Finally, I came across her. Something about her profile was different. Unlike the many unicorn hunters I had stumbled upon, she and her partner seemed very genuine. We started messaging and it felt easy to talk to her. She didn’t lead with a proposition, and she and her partner seemed genuinely interested in getting to know me. I agreed to come over after work one day and see how things went. We watched Netflix and drank wine and things progressed quickly into their bedroom. In a word, it was awkward. Neither of them had experienced a threesome before, and everyone was nervous, but there was still a comfort to the situation that I’d rarely gotten to experience in sexual encounters. I came over for dinner a few days later and we tried it again, this time with much greater success. If this was what a threesome was truly like, I wanted to have as many of these as possible.

Unfortunately, nothing gold can stay, and the couple moved across the country, never to be contacted again. But I kept myself open to the idea that something like this could easily happen again, and soon enough, another threesome fell into my lap. A former hookup of mine was seeing someone who was also bisexual, and he thought it would be fun for us all to get together and have a threesome. He had always been kind of hit-or-miss as far as a fuck buddy goes, but I figured it was at least worth a try.

Surprise: it wasn’t. I didn’t enjoy myself at all. I felt like I was performing, and for a guy I didn’t even really like that much. He wanted to direct the experience so that it was for his pleasure alone. My prior threesome replayed in my head the entire time I was attempting to enjoy this one, and I realized I just didn’t feel respected in the way I had before. We never hooked up again. I never thought a threesome would be the thing that made me realize I deserve better from partners, but it did exactly that.

My last threesome made me aware of how delicate the act can be, and how much trust and respect are involved.

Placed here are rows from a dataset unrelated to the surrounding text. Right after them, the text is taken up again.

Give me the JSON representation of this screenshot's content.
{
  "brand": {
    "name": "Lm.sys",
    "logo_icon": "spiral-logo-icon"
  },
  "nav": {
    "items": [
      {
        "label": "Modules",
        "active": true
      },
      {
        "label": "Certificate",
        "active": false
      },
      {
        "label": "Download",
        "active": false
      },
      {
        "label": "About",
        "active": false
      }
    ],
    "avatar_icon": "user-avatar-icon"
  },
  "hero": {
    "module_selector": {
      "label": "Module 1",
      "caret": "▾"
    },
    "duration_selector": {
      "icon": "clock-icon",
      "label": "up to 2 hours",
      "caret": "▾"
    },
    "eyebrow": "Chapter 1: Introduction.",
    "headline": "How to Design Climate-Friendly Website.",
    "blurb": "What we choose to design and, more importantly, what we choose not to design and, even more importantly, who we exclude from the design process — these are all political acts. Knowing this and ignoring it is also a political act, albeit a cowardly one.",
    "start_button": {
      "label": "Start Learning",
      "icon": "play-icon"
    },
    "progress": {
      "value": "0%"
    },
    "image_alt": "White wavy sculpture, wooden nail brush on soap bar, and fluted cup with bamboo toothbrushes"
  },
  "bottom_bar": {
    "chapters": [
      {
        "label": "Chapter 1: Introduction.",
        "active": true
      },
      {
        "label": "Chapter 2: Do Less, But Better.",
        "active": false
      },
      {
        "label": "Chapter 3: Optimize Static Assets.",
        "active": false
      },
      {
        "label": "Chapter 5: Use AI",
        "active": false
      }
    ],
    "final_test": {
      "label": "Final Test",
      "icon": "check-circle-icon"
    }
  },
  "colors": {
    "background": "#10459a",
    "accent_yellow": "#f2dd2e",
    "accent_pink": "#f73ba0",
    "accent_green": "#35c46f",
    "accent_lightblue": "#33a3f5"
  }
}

Whether it’s casual or highly orchestrated, the common ground of group sex (and sex in general) should always be the safety and comfort of all parties involved. I wasn’t used to putting myself first in this way, but learning to do so has given me better relationships and better sex. So, here’s my parting advice: don’t have a threesome for someone else. Do it for yourself! Lean into the inherent awkwardness and try to make your own enjoyment a priority by speaking up if you’re uncomfortable or don’t like the way things are going. Group sex is about compromise, communication, and trial and error, but this doesn’t mean you don’t get to have fun. A good threesome can be a game-changer for your sex life, and you may end up learning more about yourself in the process.